(PROBLEM DETAILS): In the entries below, find the lines that contain the word "Chibuike" and copy them.

(RECORDS FOR THE EXERCISE):
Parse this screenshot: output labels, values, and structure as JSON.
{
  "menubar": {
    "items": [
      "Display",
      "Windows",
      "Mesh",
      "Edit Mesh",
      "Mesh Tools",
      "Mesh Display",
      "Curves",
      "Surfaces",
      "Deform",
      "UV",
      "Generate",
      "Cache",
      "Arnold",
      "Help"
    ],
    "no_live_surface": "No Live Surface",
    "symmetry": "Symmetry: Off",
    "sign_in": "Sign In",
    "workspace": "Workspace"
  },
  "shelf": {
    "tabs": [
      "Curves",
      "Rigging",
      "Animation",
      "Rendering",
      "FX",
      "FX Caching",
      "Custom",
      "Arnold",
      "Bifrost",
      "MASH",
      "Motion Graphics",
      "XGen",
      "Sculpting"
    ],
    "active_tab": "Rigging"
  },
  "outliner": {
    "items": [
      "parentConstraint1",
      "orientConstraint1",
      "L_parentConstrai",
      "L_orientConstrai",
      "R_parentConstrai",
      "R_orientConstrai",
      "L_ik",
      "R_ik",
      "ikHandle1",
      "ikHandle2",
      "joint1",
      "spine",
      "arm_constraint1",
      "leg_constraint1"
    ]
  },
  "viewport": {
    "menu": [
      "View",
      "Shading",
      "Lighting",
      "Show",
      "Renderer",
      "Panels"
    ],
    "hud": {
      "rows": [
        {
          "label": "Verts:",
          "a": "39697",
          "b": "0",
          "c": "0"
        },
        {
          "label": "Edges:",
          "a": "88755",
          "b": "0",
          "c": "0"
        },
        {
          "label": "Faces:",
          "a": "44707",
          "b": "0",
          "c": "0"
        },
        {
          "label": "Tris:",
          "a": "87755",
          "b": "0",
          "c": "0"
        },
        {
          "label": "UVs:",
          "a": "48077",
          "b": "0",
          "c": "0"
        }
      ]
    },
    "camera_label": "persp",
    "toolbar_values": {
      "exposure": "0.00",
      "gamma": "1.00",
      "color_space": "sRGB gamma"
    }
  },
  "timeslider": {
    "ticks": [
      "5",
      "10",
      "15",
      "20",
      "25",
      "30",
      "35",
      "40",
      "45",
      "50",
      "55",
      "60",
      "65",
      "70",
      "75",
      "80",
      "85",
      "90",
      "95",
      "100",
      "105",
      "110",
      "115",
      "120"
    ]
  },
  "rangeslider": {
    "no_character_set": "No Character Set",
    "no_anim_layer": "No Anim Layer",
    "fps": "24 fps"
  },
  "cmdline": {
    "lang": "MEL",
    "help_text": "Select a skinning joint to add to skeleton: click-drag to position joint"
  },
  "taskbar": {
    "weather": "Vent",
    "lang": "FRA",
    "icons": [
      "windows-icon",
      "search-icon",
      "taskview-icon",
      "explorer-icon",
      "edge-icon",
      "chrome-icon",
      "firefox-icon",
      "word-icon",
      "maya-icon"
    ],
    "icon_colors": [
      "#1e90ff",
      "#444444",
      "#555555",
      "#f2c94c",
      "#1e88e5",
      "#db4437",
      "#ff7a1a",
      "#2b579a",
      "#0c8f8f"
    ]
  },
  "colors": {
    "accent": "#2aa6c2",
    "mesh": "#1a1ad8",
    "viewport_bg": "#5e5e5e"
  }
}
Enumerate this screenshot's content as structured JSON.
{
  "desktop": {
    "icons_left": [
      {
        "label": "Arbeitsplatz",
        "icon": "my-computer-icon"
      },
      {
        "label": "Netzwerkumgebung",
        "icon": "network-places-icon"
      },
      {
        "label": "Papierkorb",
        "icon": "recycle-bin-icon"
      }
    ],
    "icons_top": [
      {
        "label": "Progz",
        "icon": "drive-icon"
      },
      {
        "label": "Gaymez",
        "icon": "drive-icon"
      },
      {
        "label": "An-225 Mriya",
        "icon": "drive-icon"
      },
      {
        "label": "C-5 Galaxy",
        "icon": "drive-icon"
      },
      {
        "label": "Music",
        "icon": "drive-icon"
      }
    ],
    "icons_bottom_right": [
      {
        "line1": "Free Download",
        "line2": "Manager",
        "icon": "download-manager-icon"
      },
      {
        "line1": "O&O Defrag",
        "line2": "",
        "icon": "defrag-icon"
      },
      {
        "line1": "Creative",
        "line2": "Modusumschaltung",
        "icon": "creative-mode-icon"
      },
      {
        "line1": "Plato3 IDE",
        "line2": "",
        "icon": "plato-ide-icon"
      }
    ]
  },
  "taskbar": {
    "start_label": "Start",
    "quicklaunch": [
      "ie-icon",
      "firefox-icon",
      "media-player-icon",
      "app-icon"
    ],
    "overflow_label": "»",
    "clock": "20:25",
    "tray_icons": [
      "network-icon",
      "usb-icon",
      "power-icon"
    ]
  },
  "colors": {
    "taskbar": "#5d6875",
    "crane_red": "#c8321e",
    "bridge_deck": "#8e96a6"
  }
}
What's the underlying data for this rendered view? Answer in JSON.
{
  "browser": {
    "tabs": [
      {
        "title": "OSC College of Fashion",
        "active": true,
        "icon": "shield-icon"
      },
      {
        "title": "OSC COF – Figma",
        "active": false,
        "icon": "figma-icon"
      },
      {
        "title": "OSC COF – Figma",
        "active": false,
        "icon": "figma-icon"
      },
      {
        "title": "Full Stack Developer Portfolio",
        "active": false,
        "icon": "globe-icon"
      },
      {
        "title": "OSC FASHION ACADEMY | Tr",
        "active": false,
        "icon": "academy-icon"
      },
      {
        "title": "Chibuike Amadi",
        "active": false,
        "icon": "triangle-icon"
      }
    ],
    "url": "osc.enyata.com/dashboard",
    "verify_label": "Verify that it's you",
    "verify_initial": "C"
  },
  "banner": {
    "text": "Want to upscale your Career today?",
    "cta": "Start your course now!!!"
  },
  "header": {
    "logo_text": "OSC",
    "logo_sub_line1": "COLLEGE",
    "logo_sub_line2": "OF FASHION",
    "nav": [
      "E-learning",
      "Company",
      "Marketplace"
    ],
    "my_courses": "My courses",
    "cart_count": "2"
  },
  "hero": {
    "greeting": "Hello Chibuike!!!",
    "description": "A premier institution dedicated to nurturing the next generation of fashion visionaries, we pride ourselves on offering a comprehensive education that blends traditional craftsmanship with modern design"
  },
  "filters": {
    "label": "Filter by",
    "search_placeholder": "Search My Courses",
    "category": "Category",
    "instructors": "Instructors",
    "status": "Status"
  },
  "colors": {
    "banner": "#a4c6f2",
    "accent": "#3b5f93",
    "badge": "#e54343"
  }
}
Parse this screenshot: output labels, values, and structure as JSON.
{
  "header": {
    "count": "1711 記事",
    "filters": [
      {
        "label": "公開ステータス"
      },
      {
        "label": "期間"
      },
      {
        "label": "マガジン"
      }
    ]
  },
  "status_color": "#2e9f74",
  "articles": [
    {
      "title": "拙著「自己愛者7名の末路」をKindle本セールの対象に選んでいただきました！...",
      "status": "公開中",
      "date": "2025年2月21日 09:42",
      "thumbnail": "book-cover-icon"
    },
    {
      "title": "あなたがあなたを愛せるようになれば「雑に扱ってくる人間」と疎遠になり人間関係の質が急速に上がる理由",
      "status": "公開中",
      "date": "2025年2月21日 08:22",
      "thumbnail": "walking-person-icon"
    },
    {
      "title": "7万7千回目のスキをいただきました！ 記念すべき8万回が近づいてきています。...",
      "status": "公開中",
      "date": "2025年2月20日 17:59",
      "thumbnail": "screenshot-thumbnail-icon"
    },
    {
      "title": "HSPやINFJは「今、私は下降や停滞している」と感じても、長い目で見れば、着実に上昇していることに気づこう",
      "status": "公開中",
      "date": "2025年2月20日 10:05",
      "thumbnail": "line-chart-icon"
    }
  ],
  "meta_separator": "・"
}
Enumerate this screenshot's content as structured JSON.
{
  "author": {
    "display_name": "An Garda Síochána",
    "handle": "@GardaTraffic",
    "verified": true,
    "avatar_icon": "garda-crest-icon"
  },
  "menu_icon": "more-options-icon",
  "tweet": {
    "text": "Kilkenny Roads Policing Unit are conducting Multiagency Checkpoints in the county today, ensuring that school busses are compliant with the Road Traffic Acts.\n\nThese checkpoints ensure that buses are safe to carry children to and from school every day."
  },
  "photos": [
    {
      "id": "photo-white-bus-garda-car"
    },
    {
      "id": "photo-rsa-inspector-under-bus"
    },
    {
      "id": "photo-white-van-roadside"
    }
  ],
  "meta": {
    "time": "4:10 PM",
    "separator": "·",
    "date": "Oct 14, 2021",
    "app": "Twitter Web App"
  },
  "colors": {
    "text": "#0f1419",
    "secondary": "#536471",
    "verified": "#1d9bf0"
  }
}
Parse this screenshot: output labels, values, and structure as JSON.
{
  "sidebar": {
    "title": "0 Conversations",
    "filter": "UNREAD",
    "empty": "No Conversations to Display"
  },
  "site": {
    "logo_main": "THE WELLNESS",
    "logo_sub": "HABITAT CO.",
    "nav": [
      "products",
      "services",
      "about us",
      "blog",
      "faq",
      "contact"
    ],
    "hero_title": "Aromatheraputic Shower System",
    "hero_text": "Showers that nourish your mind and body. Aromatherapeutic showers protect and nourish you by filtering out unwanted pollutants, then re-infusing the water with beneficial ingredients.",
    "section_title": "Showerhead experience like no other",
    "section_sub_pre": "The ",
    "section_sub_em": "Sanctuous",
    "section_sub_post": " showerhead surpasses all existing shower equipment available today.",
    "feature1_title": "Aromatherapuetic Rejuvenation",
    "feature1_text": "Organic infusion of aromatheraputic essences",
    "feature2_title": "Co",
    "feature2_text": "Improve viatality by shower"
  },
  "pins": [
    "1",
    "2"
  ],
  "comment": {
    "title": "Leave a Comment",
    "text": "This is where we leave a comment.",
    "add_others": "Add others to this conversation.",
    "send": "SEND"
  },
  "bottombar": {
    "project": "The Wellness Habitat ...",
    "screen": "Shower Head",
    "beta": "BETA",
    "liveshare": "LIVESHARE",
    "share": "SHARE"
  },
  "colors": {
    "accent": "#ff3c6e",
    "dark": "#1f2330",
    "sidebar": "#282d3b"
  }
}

(RESPONSE AREA):
        "title": "Chibuike Amadi",
    "greeting": "Hello Chibuike!!!",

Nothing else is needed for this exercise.